2008: 122. Fathers and Sons

“I shall begin with a telephone call.  It was half past seven on the morning on 17 January 2001 - annus horribilis - when I was woken by ringing.”

Fathers and Sons: The Autobiography of a Family, Alexander Waugh

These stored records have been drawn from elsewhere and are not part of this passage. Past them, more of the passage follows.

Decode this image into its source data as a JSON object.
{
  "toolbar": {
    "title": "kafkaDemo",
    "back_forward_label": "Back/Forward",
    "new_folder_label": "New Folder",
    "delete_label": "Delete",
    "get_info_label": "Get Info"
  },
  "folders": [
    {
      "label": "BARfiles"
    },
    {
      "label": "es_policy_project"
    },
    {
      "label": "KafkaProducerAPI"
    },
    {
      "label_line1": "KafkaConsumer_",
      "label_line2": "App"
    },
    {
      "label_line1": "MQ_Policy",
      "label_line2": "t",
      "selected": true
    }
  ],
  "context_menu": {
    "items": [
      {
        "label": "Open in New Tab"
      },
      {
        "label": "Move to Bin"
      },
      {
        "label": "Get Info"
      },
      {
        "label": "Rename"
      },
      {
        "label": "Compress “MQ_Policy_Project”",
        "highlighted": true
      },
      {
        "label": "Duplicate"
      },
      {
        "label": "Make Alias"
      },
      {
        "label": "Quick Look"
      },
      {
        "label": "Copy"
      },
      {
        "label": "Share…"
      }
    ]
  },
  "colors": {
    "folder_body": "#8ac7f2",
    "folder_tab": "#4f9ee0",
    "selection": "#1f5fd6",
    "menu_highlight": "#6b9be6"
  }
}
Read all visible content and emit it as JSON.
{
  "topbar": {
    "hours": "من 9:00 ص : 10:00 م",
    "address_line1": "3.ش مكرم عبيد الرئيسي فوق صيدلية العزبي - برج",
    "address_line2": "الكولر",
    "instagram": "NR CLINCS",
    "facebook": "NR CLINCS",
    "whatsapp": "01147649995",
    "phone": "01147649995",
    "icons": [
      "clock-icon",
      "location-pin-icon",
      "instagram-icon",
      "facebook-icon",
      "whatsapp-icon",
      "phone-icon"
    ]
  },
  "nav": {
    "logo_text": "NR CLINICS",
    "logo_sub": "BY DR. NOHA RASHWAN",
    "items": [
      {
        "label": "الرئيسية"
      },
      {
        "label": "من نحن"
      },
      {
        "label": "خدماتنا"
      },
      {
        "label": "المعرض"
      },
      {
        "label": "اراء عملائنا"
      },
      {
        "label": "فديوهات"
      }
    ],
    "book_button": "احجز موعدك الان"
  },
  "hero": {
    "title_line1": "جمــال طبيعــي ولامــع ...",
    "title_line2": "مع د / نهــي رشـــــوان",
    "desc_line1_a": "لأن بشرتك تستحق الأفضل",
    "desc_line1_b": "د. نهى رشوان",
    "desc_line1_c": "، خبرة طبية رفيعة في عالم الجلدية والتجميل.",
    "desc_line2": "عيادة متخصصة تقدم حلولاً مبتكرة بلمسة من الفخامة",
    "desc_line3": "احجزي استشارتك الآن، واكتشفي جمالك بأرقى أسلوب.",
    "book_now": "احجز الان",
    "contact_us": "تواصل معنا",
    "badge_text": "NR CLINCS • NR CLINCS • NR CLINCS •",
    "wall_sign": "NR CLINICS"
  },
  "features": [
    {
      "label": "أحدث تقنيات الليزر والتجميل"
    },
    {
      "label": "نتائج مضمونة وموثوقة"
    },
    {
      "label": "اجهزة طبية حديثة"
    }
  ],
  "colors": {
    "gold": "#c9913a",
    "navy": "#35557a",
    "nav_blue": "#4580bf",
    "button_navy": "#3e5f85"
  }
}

I am so glad that I enjoyed this book - I was starting to feel that I was too cranky to ever enjoy non-fiction again.  But this is a great book - one of the best I’ve read this year (and actually, I really liked Passionate Minds, too, so I guess it was just Salt - and the soon to be blogged Mistress of the Elgin Marbles, that I hated).  Anyway, this book is biography/memoir of a literary family - Alexander Waugh writes the story of his famous literary family.  He is a music/science writer, his father, Auberon Waugh was a famous cantankerous columnist in England, his grandfather, of course the famous novelist Evelyn Waugh.  Plus, his great uncle was a a novelist, Alec, and his great-grandfather Arthur was bathetic Victorian poet/writer.  That is interesting enough, to read about how they all became writers, but even more interesting is the relationships therein - they were all crazy, crazy fathers.  Arthur basically worshipped Alec to the point of creepiness and treated Evelyn like a second class citizen.  Evelyn showed little to no interest in Auberon.  Auberon was a pretty decent father - as far as stiff upper lip English go, and Alexander (our author) is trying his darndest to do better by his own sons.  

The book isn’t whiny or self-pitying - rather it is a crisp and witty account of a crazy family (the witty writing gene has definitely been passed from Evelyn down to his grandsons).  It read like the best fiction - smart, funny and even better, true.  If you like Waugh, or crazy families (and I like both), you’ll love this.

Date/Place Completed: 8/7/o8; D.C.

Categories: Non-Fiction, Evelyn Waugh Project 

© Carrie Dunsmore 2017